Review: TXT’s The Name Chapter: TEMPTATION

By Anna Yang, Assistant Editor of Community and Culture

The album cover to The Name Chapter: TEMPTATION. (Photo credit: TXT)

On January 27th, 2023, TXT delighted fans with the new release of mini-album The Name Chapter: TEMPTATION. Following the band’s release of Minisode 2: Thursday’s Child featuring lead single “Good Boy Gone Bad”, this new EP has been highly anticipated ever since announcement on December 14, 2022. The announcement came with a trailer on December 3rd, immersed in a sentimental and fantastical mood and generating incredible excitement, which carried through the album’s release. The Name Chapter: TEMPTATION is TXT’s first album to debut at #1 on the Billboard 200 albums chart, selling over two million copies within its first week out, which tops even Taylor Swift’s Midnights release record. 

Like most of TXT’s work, The Name Chapter: TEMPTATION follows a storyline. The songs were inspired by TXT’s own growth as a band and their experience with solidifying their identities into adulthood. As implied by the album’s trailer, the album is about the members being on the brink of adulthood, tempted to remain in a Neverland of youth but knowing they must move forward. The concept’s cross between dark temptation and youthful whimsy reflects in the album’s unique sound.  

TXT has been known to play around with their sound, and this new EP is no different in that regard, with some online critics describing it as TXT’s most experimental album so far. Minisode 2: Thursday’s Child’s lead single “Good Boy Gone Bad” was a genre mashup of hip-hop with rock elements. Minisode 1: Blue Hour jumped between disco dance, indie rock, and R&B, The Dream Chapter: Eternity juggled dreampop and funk-pop with hip-hop tracks, and their debut EP The Dream Chapter: Star took an electronic spin on K-pop’s classic fresh, energetic sound. Compared to previous albums, The Name Chapter: TEMPTATION incorporates even more musical variety, but keeps cohesion throughout by toning all the tracks down. 

The EP opens with English track “Devil by the Window”, which is the closest this new EP gets to its predecessor. More rock-inspired instead of true rock, it’s a dark-themed pop song with heavy drums and high danceability.
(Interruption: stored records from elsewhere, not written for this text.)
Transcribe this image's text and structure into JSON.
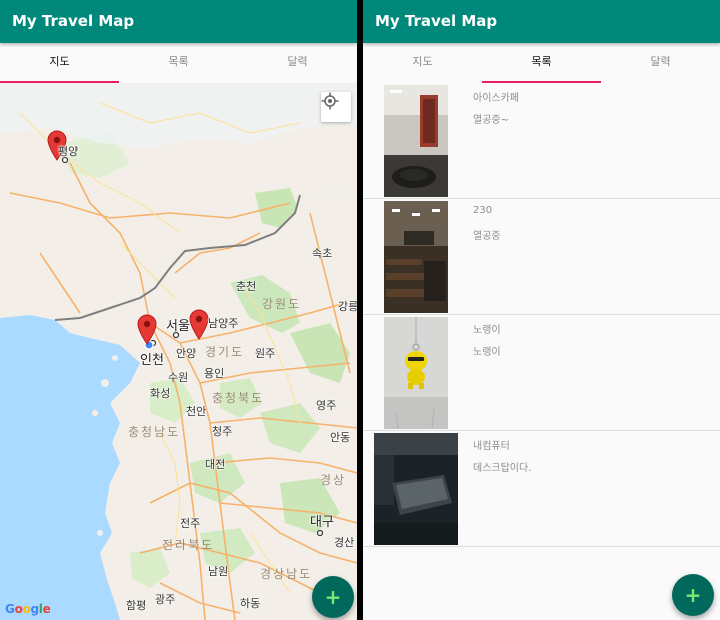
{
  "app": {
    "title": "My Travel Map"
  },
  "tabs": [
    {
      "label": "지도"
    },
    {
      "label": "목록"
    },
    {
      "label": "달력"
    }
  ],
  "colors": {
    "appbar": "#00897b",
    "tab_indicator": "#e91e63",
    "fab": "#00695c",
    "fab_icon": "#7be86f",
    "marker": "#e53935"
  },
  "map": {
    "attribution": [
      "G",
      "o",
      "o",
      "g",
      "l",
      "e"
    ],
    "markers": 3,
    "labels": {
      "pyongyang": "평양",
      "sokcho": "속초",
      "chuncheon": "춘천",
      "gangwon": "강원도",
      "gangneung": "강릉",
      "seoul": "서울",
      "namyangju": "남양주",
      "incheon": "인천",
      "anyang": "안양",
      "gyeonggi": "경기도",
      "wonju": "원주",
      "suwon": "수원",
      "yongin": "용인",
      "hwaseong": "화성",
      "chungbuk": "충청북도",
      "yeongju": "영주",
      "cheonan": "천안",
      "chungnam": "충청남도",
      "cheongju": "청주",
      "andong": "안동",
      "daejeon": "대전",
      "gyeongsang": "경상",
      "jeonju": "전주",
      "daegu": "대구",
      "jeonbuk": "전라북도",
      "gyeongsan": "경산",
      "namwon": "남원",
      "gyeongnam": "경상남도",
      "hampyeong": "함평",
      "gwangju": "광주",
      "hadong": "하동"
    }
  },
  "list": {
    "items": [
      {
        "title": "아이스카페",
        "desc": "열공중~"
      },
      {
        "title": "230",
        "desc": "열공중"
      },
      {
        "title": "노랭이",
        "desc": "노랭이"
      },
      {
        "title": "내컴퓨터",
        "desc": "데스크탑이다."
      }
    ]
  },
  "fab": {
    "icon": "+"
  }
}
The album’s title track, “Sugar Rush Ride”, may initially seem like a return to TXT’s original fresh, bubblegum candy pop sound, but the anti-drop brings the song’s energy sharply downwards to match the rest of the album. Some fans have said the anti-drop fails to carry out the energy the pre-chorus brings, and felt the song would be better separated in two. The chorus is catchy and fun on its own, and the song isn’t a bad listen, but the difference between the two pieces may feel a bit jarring.

American rapper Coi Leray made a guest appearance on third track “Happy Fools,” which blends a bossa-nova introduction with the rap-pop style of the singers. TXT has worked with Western artists previously, including Minisode 1: Blue Hour’s “We Lost the Summer” with Charli XCX, and more recently, “PS5” with Salem Ilese and Alan Walker. Their experience with including different vocal colors and tones shows, as the transition between verses in “Happy Fools” is smooth, without letting the bouncy beat drop once.

“Tinnitus (Wanna Be A Rock)” may carry the oddest name out of all five album tracks, but it’s an unexpected hit. This is TXT’s first foray into the afrobeats genre, and the song pulls the slower mood of the album off better than many of the others. The song’s peculiar title also belies the depth of its lyrics, which discuss failed ambitions and going from a shiny rockstar to “just a rock”.

Finally, the EP closes with “Farewell, Neverland”, another rock-based pop track that feels more nostalgic and whimsical than the rest of the tracks, thanks to more delicate vocals and an acoustic guitar. It’s another unexpected fan favorite and surprisingly memorable.

Altogether, The Name Chapter: TEMPTATION is slower and more subdued than previous TXT tracks, making it perfect for casual listening. With its variety of sound, it caters to a wide range of listeners. I would easily recommend it to anyone looking for a fun, relaxing sound, especially the standout B-sides.

Leave a Reply

Fill in your details below or click an icon to log in: Logo

You are commenting using your account. Log Out /  Change )

Twitter picture

You are commenting using your Twitter account. Log Out /  Change )

Facebook photo

You are commenting using your Facebook account. Log Out /  Change )

Connecting to %s